But with COVID-19 still looming, summer beer festivals across the country have already been cancelled. Even The Great American Beer Festival — the granddaddy of all U.S. beer celebrations with more than 2,000 participating breweries — is doing the whole thing online this year.
If you’re wondering how to enjoy a few beer-centric events this summer, here are some of the ways festival organizers are trying to tackle social distancing, while still throwing some of the season’s best beer parties.
Option 1: Going Digital
Pros: You can ‘attend’ a beer festival from your own couch.
Cons: No matter how much you lick the screen, you won’t be able to taste the beers. Gotta get ‘em beforehand.
GABF isn’t the only fest moving to an online model this year. Plenty of online beer events have already happened, from The San Diego Beer Festival to beer review site Untappd’s Virtual Fest.
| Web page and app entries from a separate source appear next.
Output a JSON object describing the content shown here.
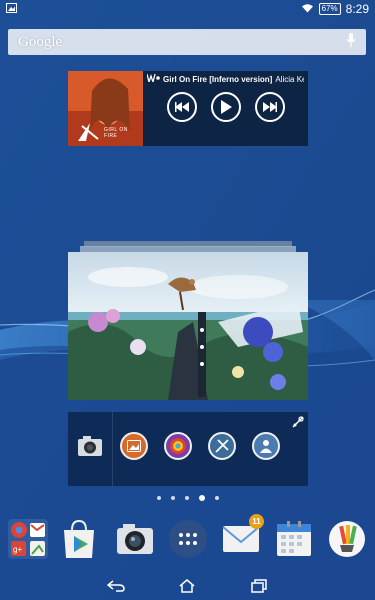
{
  "status_bar": {
    "battery_percent": "67",
    "time": "8:29",
    "icons": [
      "picture-icon",
      "wifi-icon",
      "battery-icon"
    ]
  },
  "search": {
    "label": "Google"
  },
  "music_widget": {
    "track_title": "Girl On Fire [Inferno version]",
    "artist": "Alicia Keys F",
    "album_art_text": "GIRL ON FIRE"
  },
  "dock": {
    "email_badge_count": "11"
  },
  "page_indicator": {
    "count": 5,
    "active_index": 3
  },
  "colors": {
    "wallpaper": "#1a4d9a",
    "widget_bg": "#0d2444",
    "badge": "#e9a11a"
  }
}
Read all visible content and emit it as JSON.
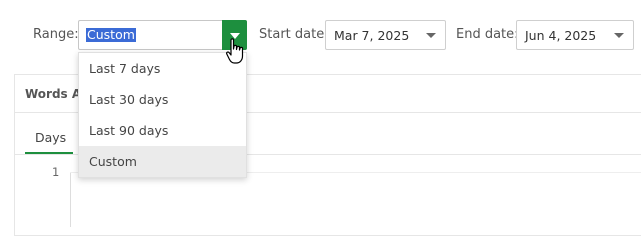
{
  "range": {
    "label": "Range:",
    "selected": "Custom",
    "options": [
      "Last 7 days",
      "Last 30 days",
      "Last 90 days",
      "Custom"
    ]
  },
  "start_date": {
    "label": "Start date:",
    "value": "Mar 7, 2025"
  },
  "end_date": {
    "label": "End date:",
    "value": "Jun 4, 2025"
  },
  "panel": {
    "title": "Words Ac",
    "tabs": [
      "Days"
    ],
    "y_tick": "1"
  },
  "colors": {
    "accent": "#1d8f3e",
    "selection": "#3b6bd6"
  },
  "icons": {
    "cursor": "hand-pointer-icon",
    "caret": "chevron-down-icon"
  }
}
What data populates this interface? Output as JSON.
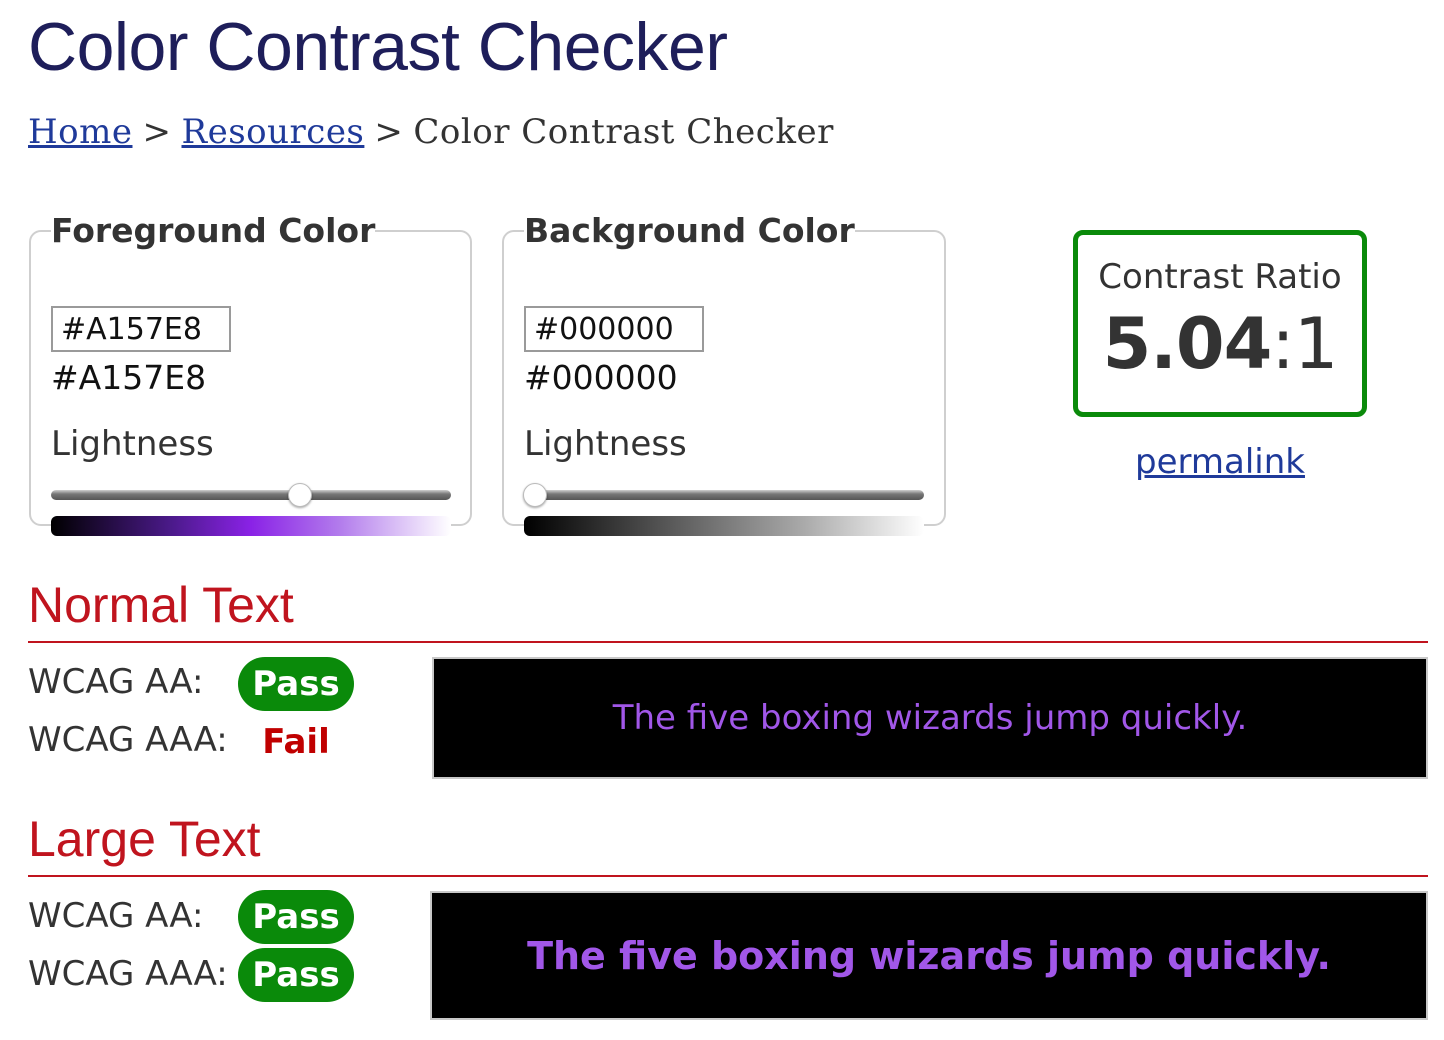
{
  "page": {
    "title": "Color Contrast Checker"
  },
  "breadcrumb": {
    "items": [
      {
        "label": "Home",
        "link": true
      },
      {
        "label": "Resources",
        "link": true
      },
      {
        "label": "Color Contrast Checker",
        "link": false
      }
    ],
    "separator": ">"
  },
  "foreground": {
    "legend": "Foreground Color",
    "input_value": "#A157E8",
    "hex_display": "#A157E8",
    "lightness_label": "Lightness",
    "lightness_percent": 62,
    "color": "#A157E8"
  },
  "background": {
    "legend": "Background Color",
    "input_value": "#000000",
    "hex_display": "#000000",
    "lightness_label": "Lightness",
    "lightness_percent": 0,
    "color": "#000000"
  },
  "contrast": {
    "label": "Contrast Ratio",
    "ratio": "5.04",
    "suffix": ":1",
    "border_color": "#0A8A0A",
    "permalink_label": "permalink"
  },
  "normal_text": {
    "heading": "Normal Text",
    "aa_label": "WCAG AA:",
    "aa_result": "Pass",
    "aaa_label": "WCAG AAA:",
    "aaa_result": "Fail",
    "sample": "The five boxing wizards jump quickly."
  },
  "large_text": {
    "heading": "Large Text",
    "aa_label": "WCAG AA:",
    "aa_result": "Pass",
    "aaa_label": "WCAG AAA:",
    "aaa_result": "Pass",
    "sample": "The five boxing wizards jump quickly."
  },
  "colors": {
    "heading_blue": "#1E1E5A",
    "section_red": "#C0141E",
    "pass_green": "#0A8A0A",
    "fail_red": "#C00000",
    "link_blue": "#1F3A9A"
  }
}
And more are on the way.
Fresh Fest — the nation’s first Black-organized beer festival — is embracing the online model. They have a full calendar of events and speakers, along with an incredible line-up of beers, including offerings from heavy hitters like Allagash and from Weathered Souls, the brewery behind the worldwide Black is Beautiful initiative.
And, since they’re partnering with online retailer Tavour, craft fans across the country will be able to get many of the featured beers delivered to their doors.
The Chicago Beer Festival is also holding an online event, with the option to pick up a box of beer the day before the event kicks off, so fans can follow along with the tastings at home.
Option 2: The Drive Through
Pros: It’s a drive through beer festival!
Cons: It’s a drive through beer festival…
At least one fest — Raleigh, North Carolina’s Brewgaloo — is keeping it analog with a drive through model. The fest is usually a giant street party held in April, but for obvious reasons, they could not move forward this year.
Instead, the organizers are collecting canned beers from the state’s top breweries like Trophy and Barrel Culture, and fans will be able to drive through the pop-up event and pick them up. Details are still fuzzy, but it looks like live music and a good time are still on the docket.
Of course, there won’t be any tasting in the car, so fans will have to drive back home before they start cracking open cans.
Option 3: Do It Yourself
Pros: It’s a good excuse to buy a lot of beer.
Cons: No festival grub.
Plenty of enterprising craft beer aficionados are taking matters into their own hands this summer — something that’s easier to do than ever before.
Many breweries across the country are offering home delivery for the first time ever, and thanks to online retailers like Tavour, serious connoisseurs can access rare, high-end brews from some of the most celebrated breweries in the country, like Anchorage Brewing, Weldwerks, and Westbrook.
The company’s app-based platform allows users to choose from a wide variety of beers over the course of several days or even weeks, then have them all shipped at the same time. It’s like a beer festival in a box.